__Try it__:
Among the entries, which lines carry the string "icon"? Copy each of them.

__Interface dataset entries__:
+ + + +

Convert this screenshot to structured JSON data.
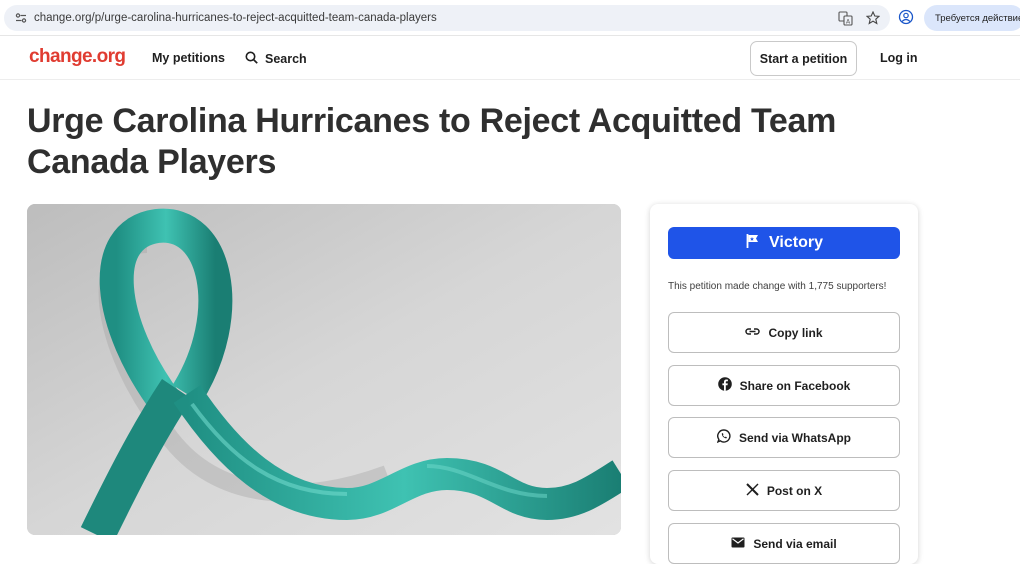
{
  "browser": {
    "url": "change.org/p/urge-carolina-hurricanes-to-reject-acquitted-team-canada-players",
    "action_chip": "Требуется действие"
  },
  "nav": {
    "logo": "change.org",
    "my_petitions": "My petitions",
    "search": "Search",
    "start_petition": "Start a petition",
    "login": "Log in"
  },
  "petition": {
    "title": "Urge Carolina Hurricanes to Reject Acquitted Team Canada Players"
  },
  "card": {
    "status": "Victory",
    "summary": "This petition made change with 1,775 supporters!",
    "actions": [
      {
        "label": "Copy link",
        "icon": "link-icon"
      },
      {
        "label": "Share on Facebook",
        "icon": "facebook-icon"
      },
      {
        "label": "Send via WhatsApp",
        "icon": "whatsapp-icon"
      },
      {
        "label": "Post on X",
        "icon": "x-icon"
      },
      {
        "label": "Send via email",
        "icon": "email-icon"
      }
    ]
  },
  "colors": {
    "brand": "#e03c31",
    "victory": "#1f54e8",
    "ribbon": "#2aa89a"
  }
}
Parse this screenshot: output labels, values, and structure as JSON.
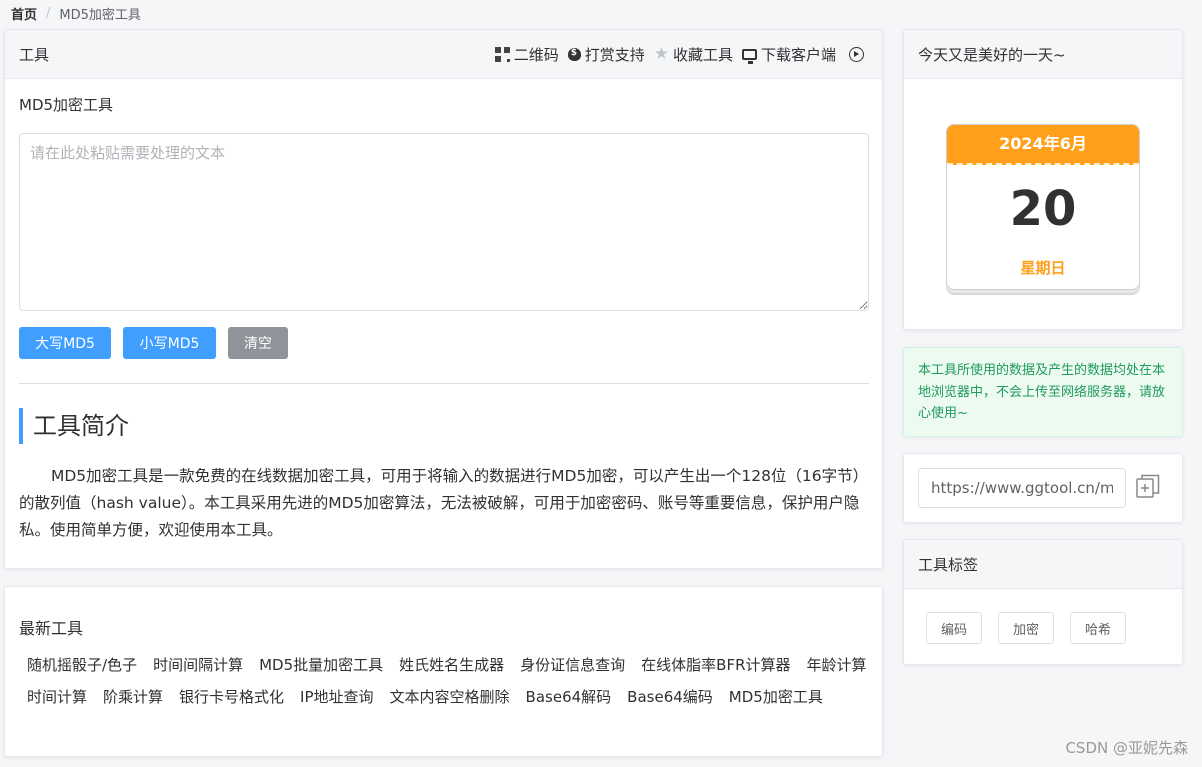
{
  "breadcrumb": {
    "home": "首页",
    "separator": "/",
    "current": "MD5加密工具"
  },
  "main": {
    "header_title": "工具",
    "actions": {
      "qr": "二维码",
      "donate": "打赏支持",
      "favorite": "收藏工具",
      "download": "下载客户端"
    },
    "tool_title": "MD5加密工具",
    "input_placeholder": "请在此处粘贴需要处理的文本",
    "buttons": {
      "upper": "大写MD5",
      "lower": "小写MD5",
      "clear": "清空"
    },
    "intro_title": "工具简介",
    "intro_text": "MD5加密工具是一款免费的在线数据加密工具，可用于将输入的数据进行MD5加密，可以产生出一个128位（16字节）的散列值（hash value）。本工具采用先进的MD5加密算法，无法被破解，可用于加密密码、账号等重要信息，保护用户隐私。使用简单方便，欢迎使用本工具。"
  },
  "latest": {
    "title": "最新工具",
    "items": [
      "随机摇骰子/色子",
      "时间间隔计算",
      "MD5批量加密工具",
      "姓氏姓名生成器",
      "身份证信息查询",
      "在线体脂率BFR计算器",
      "年龄计算",
      "时间计算",
      "阶乘计算",
      "银行卡号格式化",
      "IP地址查询",
      "文本内容空格删除",
      "Base64解码",
      "Base64编码",
      "MD5加密工具"
    ]
  },
  "calendar": {
    "header": "今天又是美好的一天~",
    "month": "2024年6月",
    "day": "20",
    "weekday": "星期日",
    "accent": "#ff9f1a"
  },
  "notice": {
    "text": "本工具所使用的数据及产生的数据均处在本地浏览器中，不会上传至网络服务器，请放心使用~"
  },
  "link": {
    "url": "https://www.ggtool.cn/md"
  },
  "tags": {
    "header": "工具标签",
    "items": [
      "编码",
      "加密",
      "哈希"
    ]
  },
  "watermark": "CSDN @亚妮先森",
  "colors": {
    "primary": "#409eff",
    "info": "#909399",
    "success_text": "#1f9a5a"
  }
}
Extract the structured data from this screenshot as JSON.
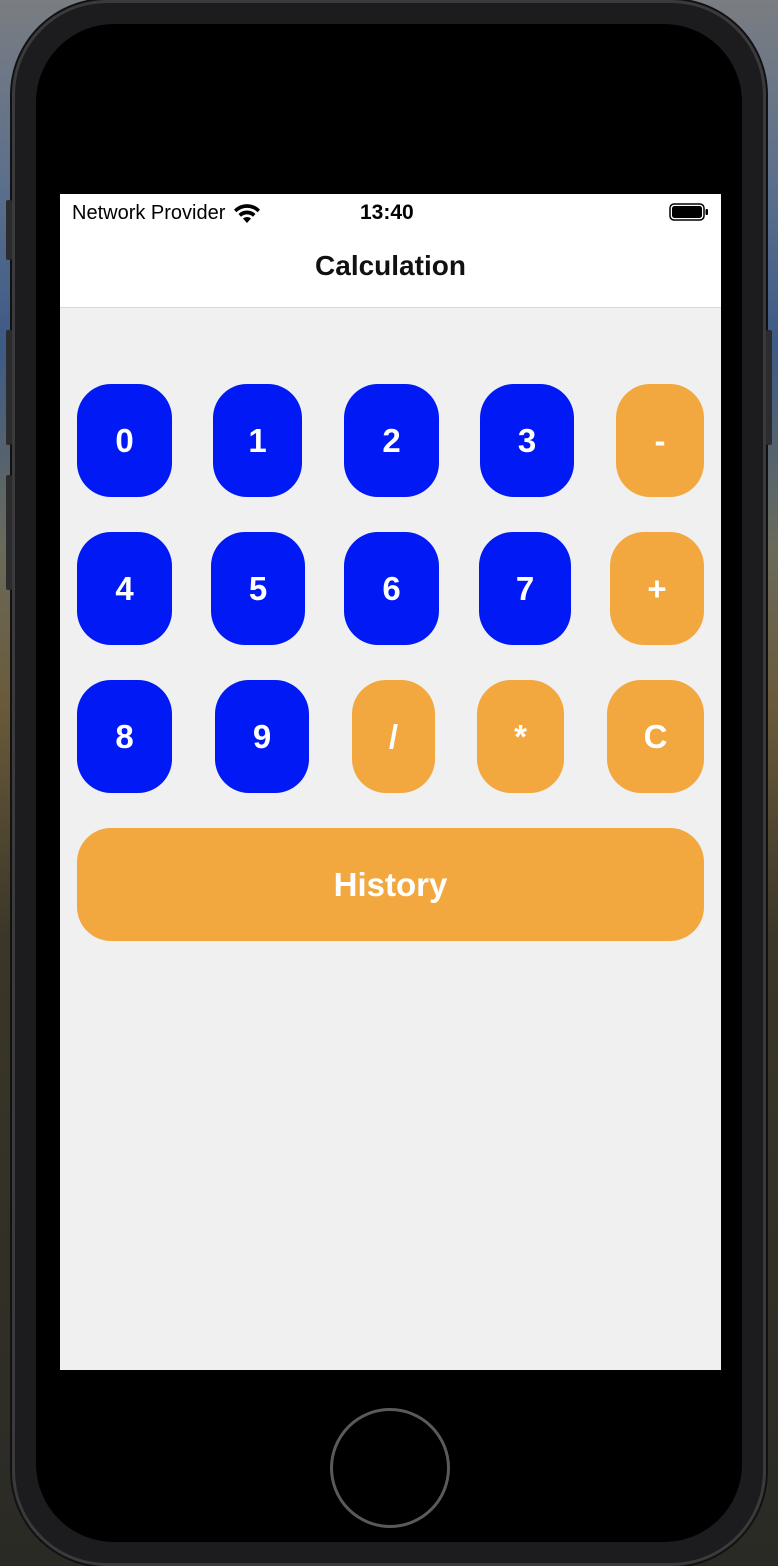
{
  "status_bar": {
    "carrier": "Network Provider",
    "time": "13:40"
  },
  "nav": {
    "title": "Calculation"
  },
  "keypad": {
    "rows": [
      [
        "0",
        "1",
        "2",
        "3",
        "-"
      ],
      [
        "4",
        "5",
        "6",
        "7",
        "+"
      ],
      [
        "8",
        "9",
        "/",
        "*",
        "C"
      ]
    ]
  },
  "history_label": "History",
  "colors": {
    "number_key": "#0019f5",
    "operator_key": "#f2a83f",
    "background": "#f0f0f0"
  }
}
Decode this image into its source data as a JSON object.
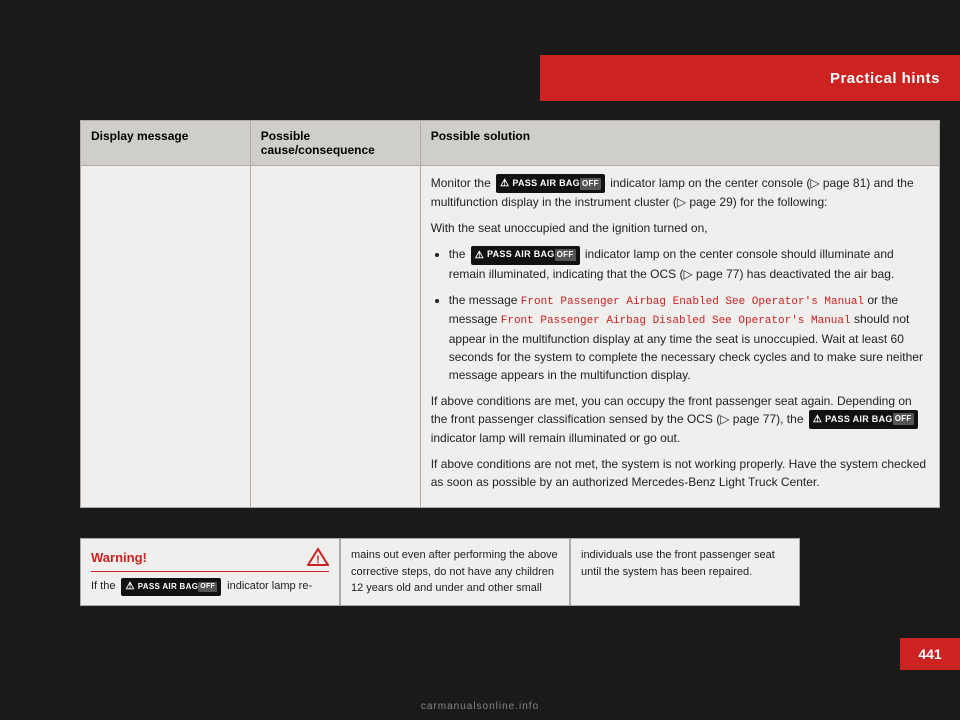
{
  "header": {
    "title": "Practical hints"
  },
  "table": {
    "columns": [
      "Display message",
      "Possible cause/consequence",
      "Possible solution"
    ],
    "rows": [
      {
        "display_message": "",
        "possible_cause": "",
        "possible_solution_paragraphs": [
          "Monitor the [BADGE] indicator lamp on the center console (▷ page 81) and the multifunction display in the instrument cluster (▷ page 29) for the following:",
          "With the seat unoccupied and the ignition turned on,",
          "BULLET1",
          "BULLET2",
          "If above conditions are met, you can occupy the front passenger seat again. Depending on the front passenger classification sensed by the OCS (▷ page 77), the [BADGE] indicator lamp will remain illuminated or go out.",
          "If above conditions are not met, the system is not working properly. Have the system checked as soon as possible by an authorized Mercedes-Benz Light Truck Center."
        ]
      }
    ]
  },
  "warning": {
    "label": "Warning!",
    "body_start": "If the",
    "body_end": "indicator lamp re-"
  },
  "warning_text1": "mains out even after performing the above corrective steps, do not have any children 12 years old and under and other small",
  "warning_text2": "individuals use the front passenger seat until the system has been repaired.",
  "page_number": "441",
  "watermark": "carmanualsonline.info",
  "bullet1": "the [BADGE] indicator lamp on the center console should illuminate and remain illuminated, indicating that the OCS (▷ page 77) has deactivated the air bag.",
  "bullet2_start": "the message ",
  "bullet2_code1": "Front Passenger Airbag Enabled See Operator's Manual",
  "bullet2_mid": " or the message ",
  "bullet2_code2": "Front Passenger Airbag Disabled See Operator's Manual",
  "bullet2_end": " should not appear in the multifunction display at any time the seat is unoccupied. Wait at least 60 seconds for the system to complete the necessary check cycles and to make sure neither message appears in the multifunction display."
}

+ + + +

__Solved exercise__:
        "icon": "link-icon"
        "icon": "facebook-icon"
        "icon": "whatsapp-icon"
        "icon": "x-icon"
        "icon": "email-icon"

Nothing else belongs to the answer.